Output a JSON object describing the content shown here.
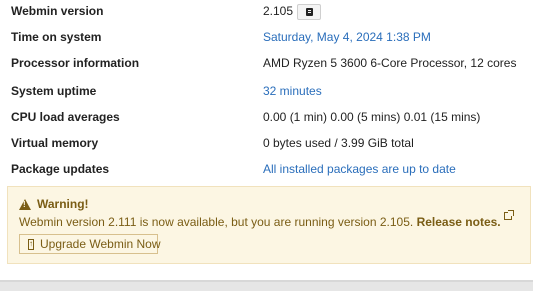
{
  "system_info": {
    "rows": [
      {
        "label": "Webmin version",
        "value": "2.105"
      },
      {
        "label": "Time on system",
        "value": "Saturday, May 4, 2024 1:38 PM"
      },
      {
        "label": "Processor information",
        "value": "AMD Ryzen 5 3600 6-Core Processor, 12 cores"
      },
      {
        "label": "System uptime",
        "value": "32 minutes"
      },
      {
        "label": "CPU load averages",
        "value": "0.00 (1 min) 0.00 (5 mins) 0.01 (15 mins)"
      },
      {
        "label": "Virtual memory",
        "value": "0 bytes used / 3.99 GiB total"
      },
      {
        "label": "Package updates",
        "value": "All installed packages are up to date"
      }
    ]
  },
  "warning": {
    "title": "Warning!",
    "message": "Webmin version 2.111 is now available, but you are running version 2.105.",
    "release_notes_label": "Release notes.",
    "upgrade_button_label": "Upgrade Webmin Now"
  },
  "colors": {
    "link": "#2a6ebb",
    "warning_text": "#7a5d15",
    "warning_bg": "#fcf6e3"
  }
}
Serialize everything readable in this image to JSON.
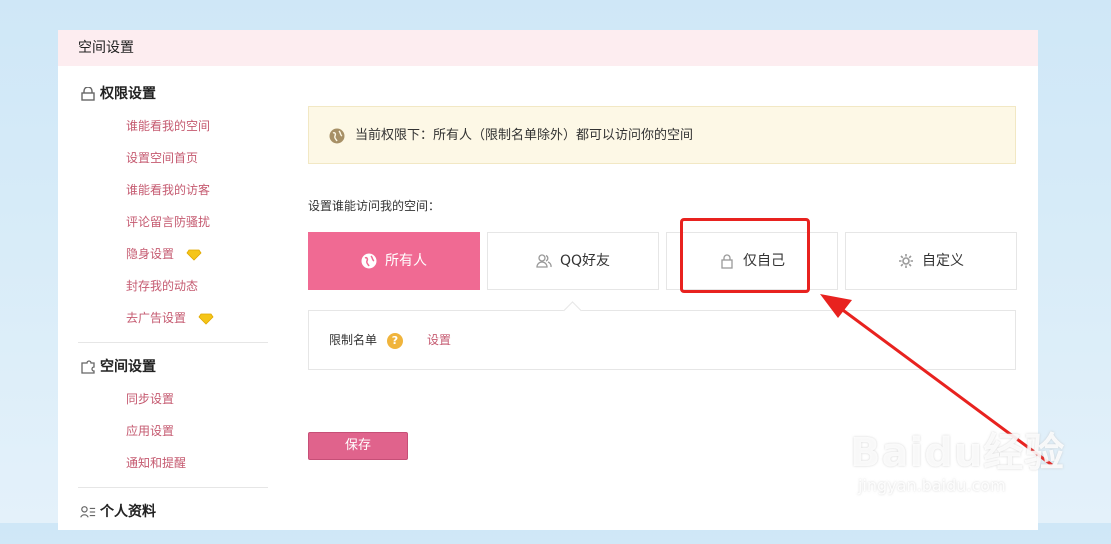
{
  "header": {
    "title": "空间设置"
  },
  "sidebar": {
    "groups": [
      {
        "title": "权限设置",
        "icon": "lock-icon",
        "items": [
          {
            "label": "谁能看我的空间"
          },
          {
            "label": "设置空间首页"
          },
          {
            "label": "谁能看我的访客"
          },
          {
            "label": "评论留言防骚扰"
          },
          {
            "label": "隐身设置",
            "badge_icon": "diamond-icon"
          },
          {
            "label": "封存我的动态"
          },
          {
            "label": "去广告设置",
            "badge_icon": "diamond-icon"
          }
        ]
      },
      {
        "title": "空间设置",
        "icon": "puzzle-icon",
        "items": [
          {
            "label": "同步设置"
          },
          {
            "label": "应用设置"
          },
          {
            "label": "通知和提醒"
          }
        ]
      },
      {
        "title": "个人资料",
        "icon": "profile-icon",
        "items": []
      }
    ]
  },
  "main": {
    "notice": "当前权限下：所有人（限制名单除外）都可以访问你的空间",
    "prompt": "设置谁能访问我的空间：",
    "options": [
      {
        "label": "所有人",
        "icon": "globe-icon",
        "selected": true
      },
      {
        "label": "QQ好友",
        "icon": "friends-icon",
        "selected": false
      },
      {
        "label": "仅自己",
        "icon": "lock-icon",
        "selected": false
      },
      {
        "label": "自定义",
        "icon": "gear-icon",
        "selected": false
      }
    ],
    "limit": {
      "label": "限制名单",
      "help": "?",
      "link": "设置"
    },
    "save_label": "保存"
  },
  "watermark": {
    "brand": "Baidu经验",
    "url": "jingyan.baidu.com"
  },
  "colors": {
    "accent": "#f06a93",
    "link": "#c55a70",
    "annotation": "#e8221f"
  }
}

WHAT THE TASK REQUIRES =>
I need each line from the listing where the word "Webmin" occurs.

RESULT BELOW =>
        "label": "Webmin version",
    "message": "Webmin version 2.111 is now available, but you are running version 2.105.",
    "upgrade_button_label": "Upgrade Webmin Now"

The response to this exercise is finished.